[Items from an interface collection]
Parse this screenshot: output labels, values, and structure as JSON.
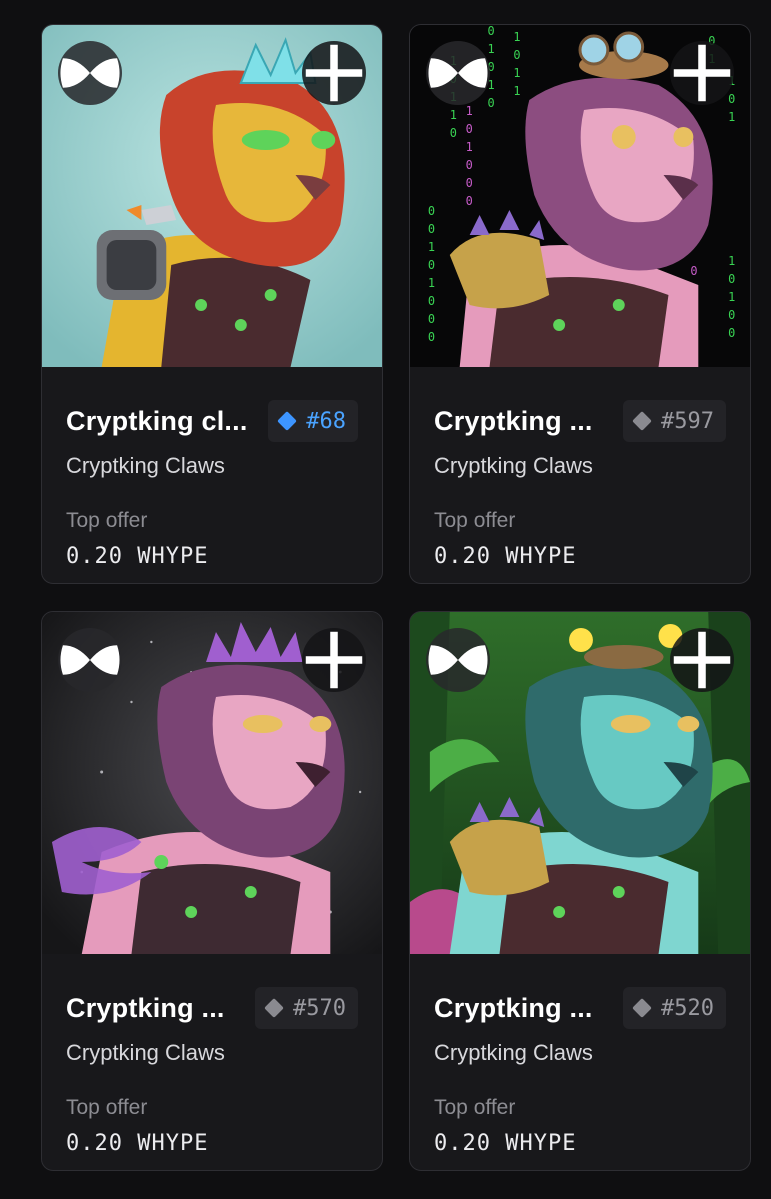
{
  "cards": [
    {
      "title": "Cryptking cl...",
      "rank": "#68",
      "rank_color": "#4aa3ff",
      "collection": "Cryptking Claws",
      "offer_label": "Top offer",
      "offer_value": "0.20 WHYPE",
      "background": "cyan-sky",
      "mane_color": "#c8432c",
      "face_color": "#e7b73a"
    },
    {
      "title": "Cryptking ...",
      "rank": "#597",
      "rank_color": "#9a9aa0",
      "collection": "Cryptking Claws",
      "offer_label": "Top offer",
      "offer_value": "0.20 WHYPE",
      "background": "matrix-code",
      "mane_color": "#8c4d80",
      "face_color": "#e8a6c3"
    },
    {
      "title": "Cryptking ...",
      "rank": "#570",
      "rank_color": "#9a9aa0",
      "collection": "Cryptking Claws",
      "offer_label": "Top offer",
      "offer_value": "0.20 WHYPE",
      "background": "dark-stars",
      "mane_color": "#7a4474",
      "face_color": "#e8a6c3"
    },
    {
      "title": "Cryptking ...",
      "rank": "#520",
      "rank_color": "#9a9aa0",
      "collection": "Cryptking Claws",
      "offer_label": "Top offer",
      "offer_value": "0.20 WHYPE",
      "background": "jungle",
      "mane_color": "#2f6b6b",
      "face_color": "#67c9c3"
    }
  ],
  "icons": {
    "collection_badge": "bow-tie-icon",
    "add": "plus-icon",
    "rank": "diamond-icon"
  }
}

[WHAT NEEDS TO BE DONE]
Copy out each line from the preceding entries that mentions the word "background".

[OUTPUT FOR THIS TASK]
      "background": "cyan-sky",
      "background": "matrix-code",
      "background": "dark-stars",
      "background": "jungle",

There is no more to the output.